*What is required*
Wherever the word "options" appears in a line of the records, copy that line.

*Source material*
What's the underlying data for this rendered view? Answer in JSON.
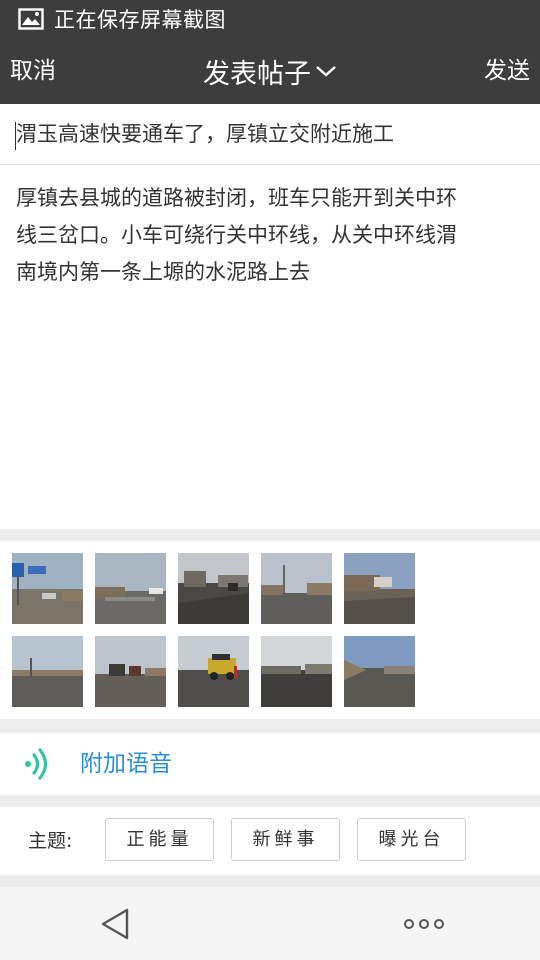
{
  "status_bar": {
    "text": "正在保存屏幕截图",
    "icon": "image-icon"
  },
  "header": {
    "cancel_label": "取消",
    "title": "发表帖子",
    "send_label": "发送",
    "background": "#3d3d3d"
  },
  "post": {
    "subject": "渭玉高速快要通车了，厚镇立交附近施工",
    "body_lines": [
      "厚镇去县城的道路被封闭，班车只能开到关中环",
      "线三岔口。小车可绕行关中环线，从关中环线渭",
      "南境内第一条上塬的水泥路上去"
    ]
  },
  "photos": {
    "count": 10,
    "items": [
      "road-photo",
      "road-photo",
      "road-photo",
      "road-photo",
      "road-photo",
      "road-photo",
      "road-photo",
      "road-photo",
      "road-photo",
      "road-photo"
    ]
  },
  "voice": {
    "label": "附加语音",
    "icon": "sound-wave-icon",
    "color": "#2b8fd6"
  },
  "topics": {
    "label": "主题:",
    "options": [
      "正能量",
      "新鲜事",
      "曝光台"
    ]
  },
  "nav": {
    "back_icon": "back-triangle-icon",
    "more_icon": "more-dots-icon"
  }
}
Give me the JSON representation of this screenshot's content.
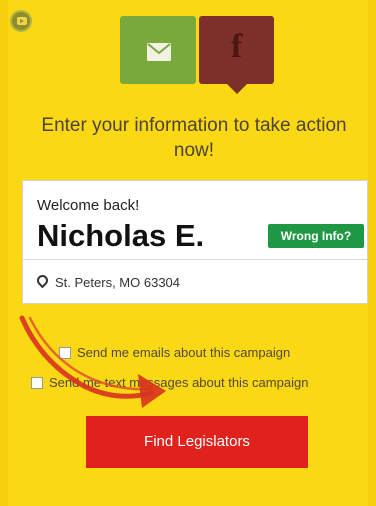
{
  "share": {
    "email_icon": "envelope-icon",
    "facebook_icon": "facebook-icon",
    "facebook_glyph": "f"
  },
  "headline": "Enter your information to take action now!",
  "card": {
    "welcome": "Welcome back!",
    "name": "Nicholas E.",
    "wrong_info_label": "Wrong Info?",
    "address": "St. Peters, MO 63304"
  },
  "options": {
    "emails_label": "Send me emails about this campaign",
    "texts_label": "Send me text messages about this campaign"
  },
  "cta": {
    "label": "Find Legislators"
  },
  "colors": {
    "background": "#fbd814",
    "email": "#79a93b",
    "facebook": "#7d2f29",
    "wrong_info": "#1f9846",
    "cta": "#e1221c",
    "annotation_arrow": "#d9321f"
  }
}
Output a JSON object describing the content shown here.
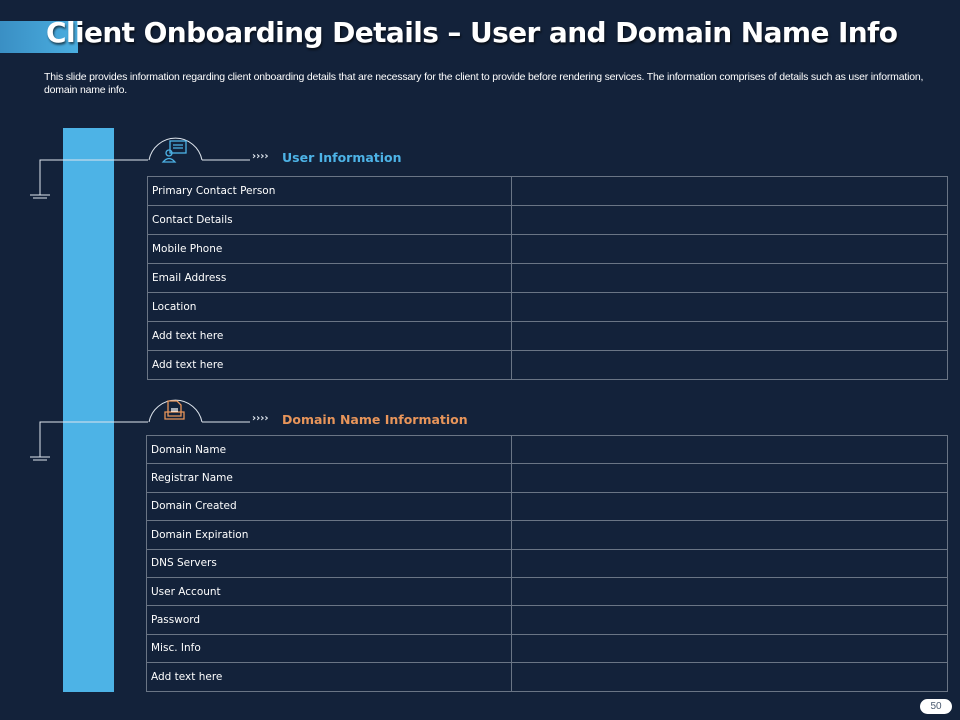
{
  "title": "Client Onboarding Details – User and Domain Name Info",
  "description": "This slide provides information regarding client onboarding details that are necessary for the client to provide before rendering services. The information comprises of details such as user information, domain name info.",
  "user_section": {
    "title": "User Information",
    "color": "#4db3e6",
    "icon": "user-message-icon",
    "rows": [
      "Primary Contact Person",
      "Contact Details",
      "Mobile Phone",
      "Email Address",
      "Location",
      "Add text here",
      "Add text here"
    ]
  },
  "domain_section": {
    "title": "Domain Name Information",
    "color": "#e8955a",
    "icon": "document-icon",
    "rows": [
      "Domain Name",
      "Registrar Name",
      "Domain Created",
      "Domain Expiration",
      "DNS Servers",
      "User Account",
      "Password",
      "Misc. Info",
      "Add text here"
    ]
  },
  "arrows": "››››",
  "page_number": "50"
}
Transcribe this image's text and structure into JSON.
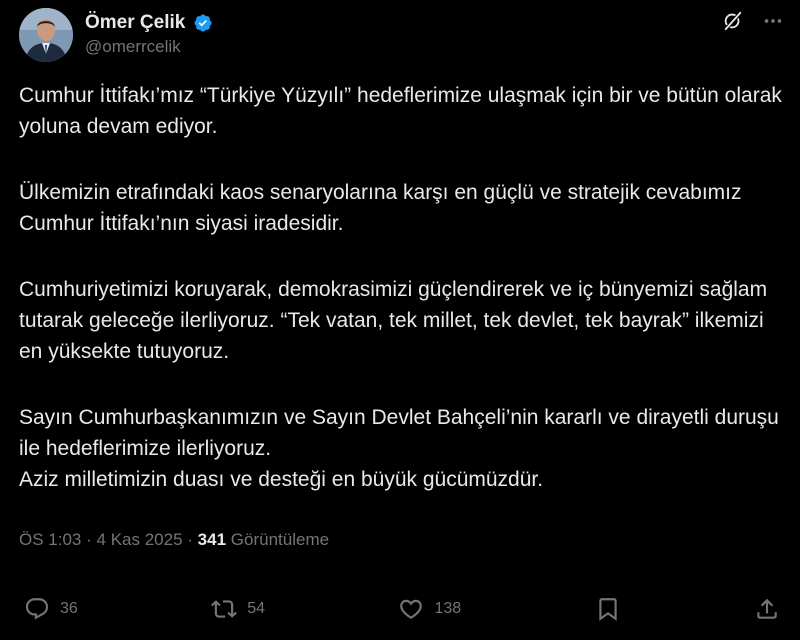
{
  "author": {
    "display_name": "Ömer Çelik",
    "handle": "@omerrcelik"
  },
  "icons": {
    "verified": "verified-badge-icon",
    "grok": "grok-icon",
    "more": "more-options-icon",
    "reply": "reply-icon",
    "repost": "repost-icon",
    "like": "like-icon",
    "bookmark": "bookmark-icon",
    "share": "share-icon"
  },
  "colors": {
    "background": "#000000",
    "text": "#e7e9ea",
    "secondary": "#71767b",
    "verified": "#1d9bf0"
  },
  "tweet": {
    "paragraphs": [
      "Cumhur İttifakı’mız “Türkiye Yüzyılı” hedeflerimize ulaşmak için bir ve bütün olarak yoluna devam ediyor.",
      "Ülkemizin etrafındaki kaos senaryolarına karşı en güçlü ve stratejik cevabımız Cumhur İttifakı’nın siyasi iradesidir.",
      "Cumhuriyetimizi koruyarak, demokrasimizi güçlendirerek ve iç bünyemizi sağlam tutarak geleceğe ilerliyoruz. “Tek vatan, tek millet, tek devlet, tek bayrak” ilkemizi en yüksekte tutuyoruz.",
      "Sayın Cumhurbaşkanımızın ve Sayın Devlet Bahçeli’nin kararlı ve dirayetli duruşu ile hedeflerimize ilerliyoruz.\nAziz milletimizin duası ve desteği en büyük gücümüzdür."
    ]
  },
  "meta": {
    "time": "ÖS 1:03",
    "separator": "·",
    "date": "4 Kas 2025",
    "views_count": "341",
    "views_label": "Görüntüleme"
  },
  "actions": {
    "replies": "36",
    "reposts": "54",
    "likes": "138"
  }
}
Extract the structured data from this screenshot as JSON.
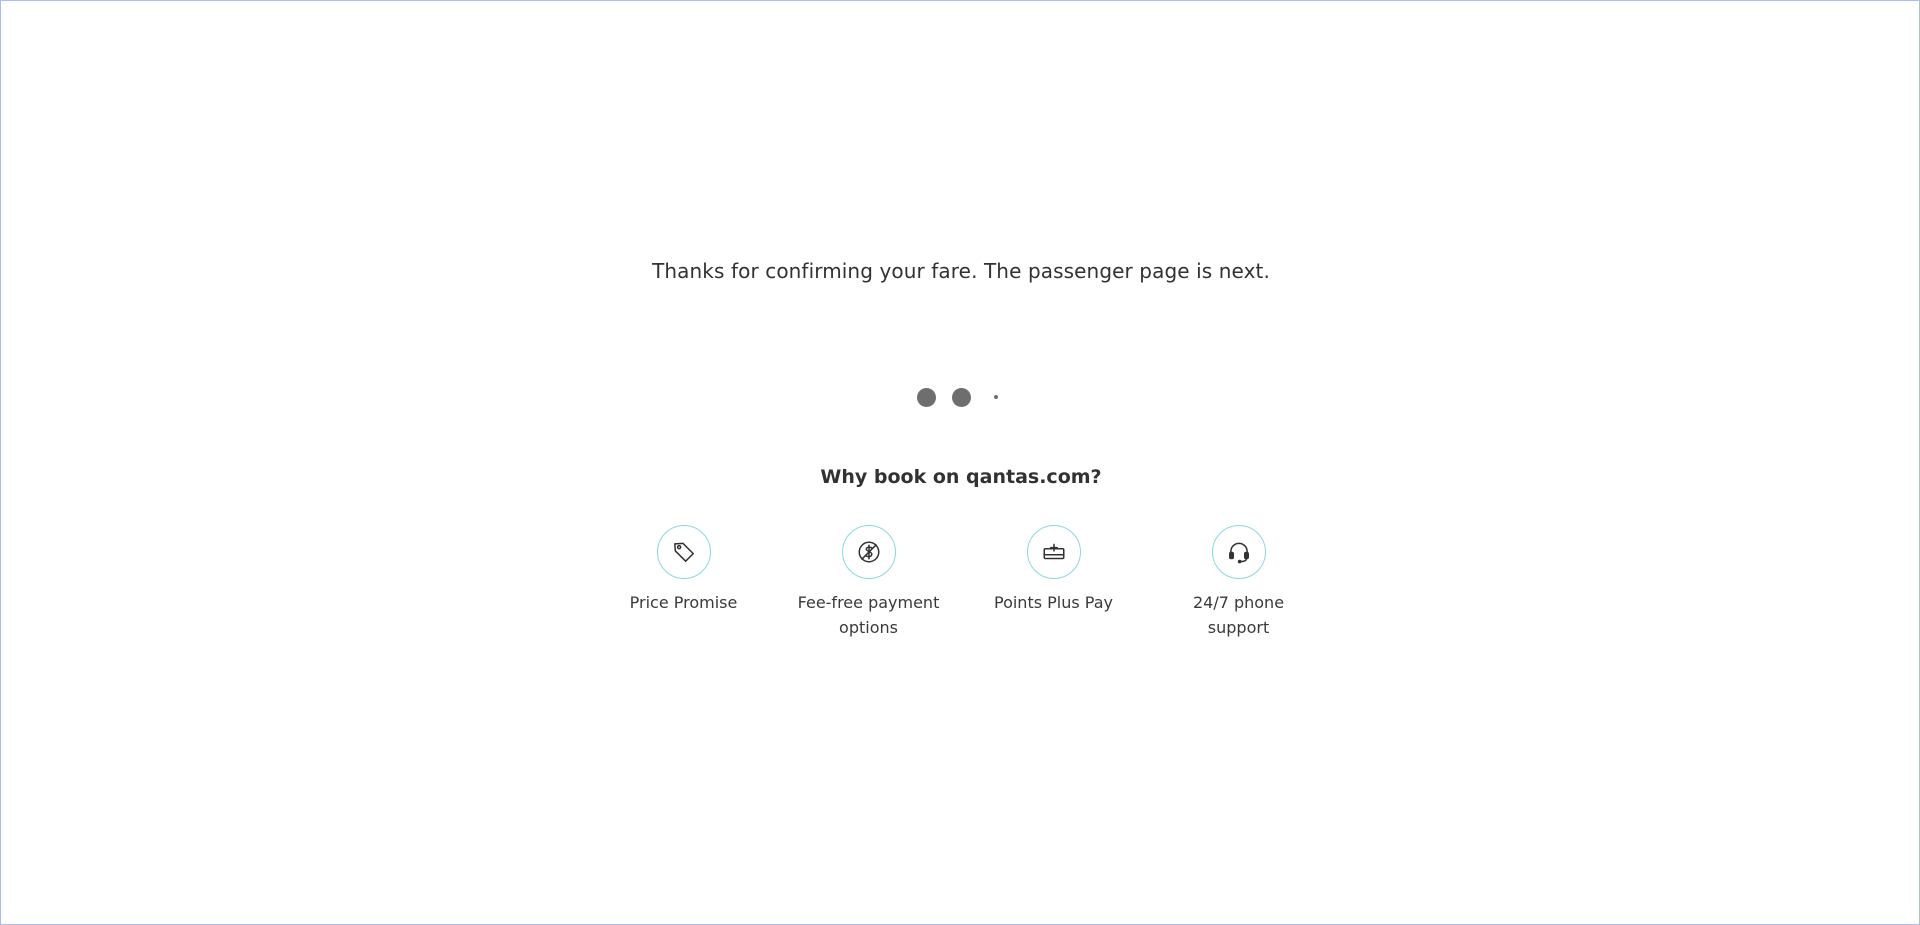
{
  "message": "Thanks for confirming your fare. The passenger page is next.",
  "loader": {
    "dot_color": "#6e6e6e"
  },
  "why": {
    "title": "Why book on qantas.com?"
  },
  "features": [
    {
      "label": "Price Promise",
      "icon": "price-tag-icon"
    },
    {
      "label": "Fee-free payment options",
      "icon": "dollar-circle-icon"
    },
    {
      "label": "Points Plus Pay",
      "icon": "card-plus-icon"
    },
    {
      "label": "24/7 phone support",
      "icon": "headset-icon"
    }
  ],
  "colors": {
    "icon_ring": "#8ad9dd",
    "text": "#323232",
    "frame_border": "#a9bdf2"
  }
}
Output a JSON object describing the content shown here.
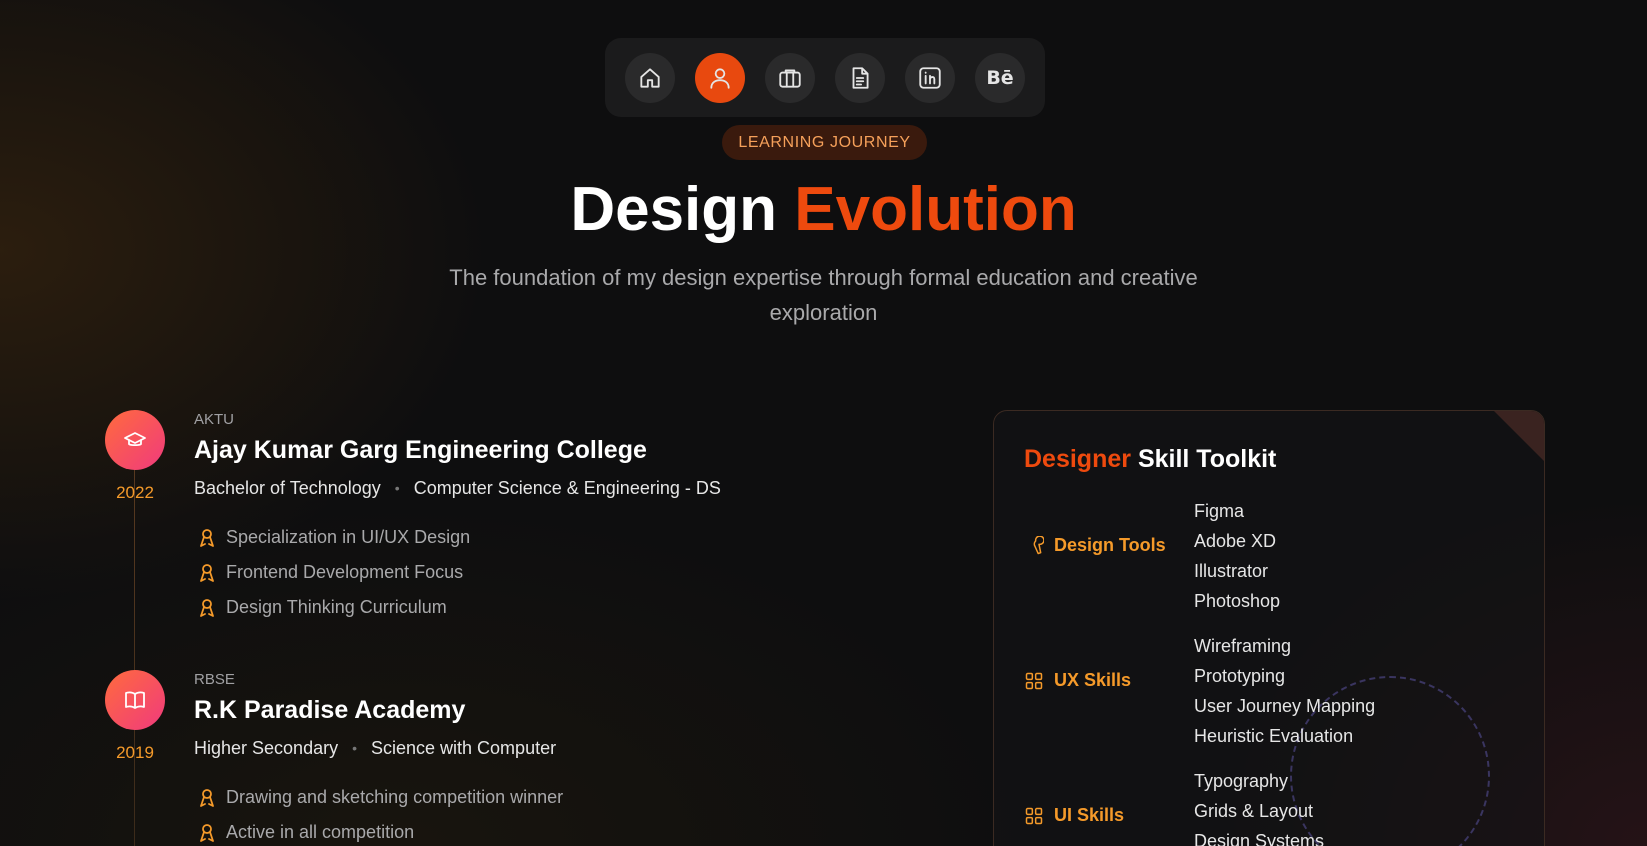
{
  "nav": {
    "items": [
      {
        "icon": "home-icon",
        "label": "Home"
      },
      {
        "icon": "user-icon",
        "label": "About",
        "active": true
      },
      {
        "icon": "briefcase-icon",
        "label": "Work"
      },
      {
        "icon": "document-icon",
        "label": "Resume"
      },
      {
        "icon": "linkedin-icon",
        "label": "LinkedIn"
      },
      {
        "icon": "behance-icon",
        "label": "Bē"
      }
    ]
  },
  "hero": {
    "badge": "LEARNING JOURNEY",
    "title_main": "Design",
    "title_accent": "Evolution",
    "subtitle": "The foundation of my design expertise through formal education and creative exploration"
  },
  "education": [
    {
      "icon": "graduation-cap-icon",
      "year": "2022",
      "board": "AKTU",
      "name": "Ajay Kumar Garg Engineering College",
      "degree": "Bachelor of Technology",
      "field": "Computer Science & Engineering - DS",
      "points": [
        "Specialization in UI/UX Design",
        "Frontend Development Focus",
        "Design Thinking Curriculum"
      ]
    },
    {
      "icon": "book-icon",
      "year": "2019",
      "board": "RBSE",
      "name": "R.K Paradise Academy",
      "degree": "Higher Secondary",
      "field": "Science with Computer",
      "points": [
        "Drawing and sketching competition winner",
        "Active in all competition"
      ]
    }
  ],
  "toolkit": {
    "title_accent": "Designer",
    "title_main": "Skill Toolkit",
    "categories": [
      {
        "icon": "wrench-icon",
        "name": "Design Tools",
        "items": [
          "Figma",
          "Adobe XD",
          "Illustrator",
          "Photoshop"
        ]
      },
      {
        "icon": "grid-icon",
        "name": "UX Skills",
        "items": [
          "Wireframing",
          "Prototyping",
          "User Journey Mapping",
          "Heuristic Evaluation"
        ]
      },
      {
        "icon": "grid-icon",
        "name": "UI Skills",
        "items": [
          "Typography",
          "Grids & Layout",
          "Design Systems"
        ]
      }
    ]
  },
  "colors": {
    "accent": "#ee4a0e",
    "gold": "#f59a2a",
    "background": "#0e0e0f"
  }
}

*Solved problem*
    "options": [
  "options": {
    "more": "more-options-icon",
      "label": "Fee-free payment options",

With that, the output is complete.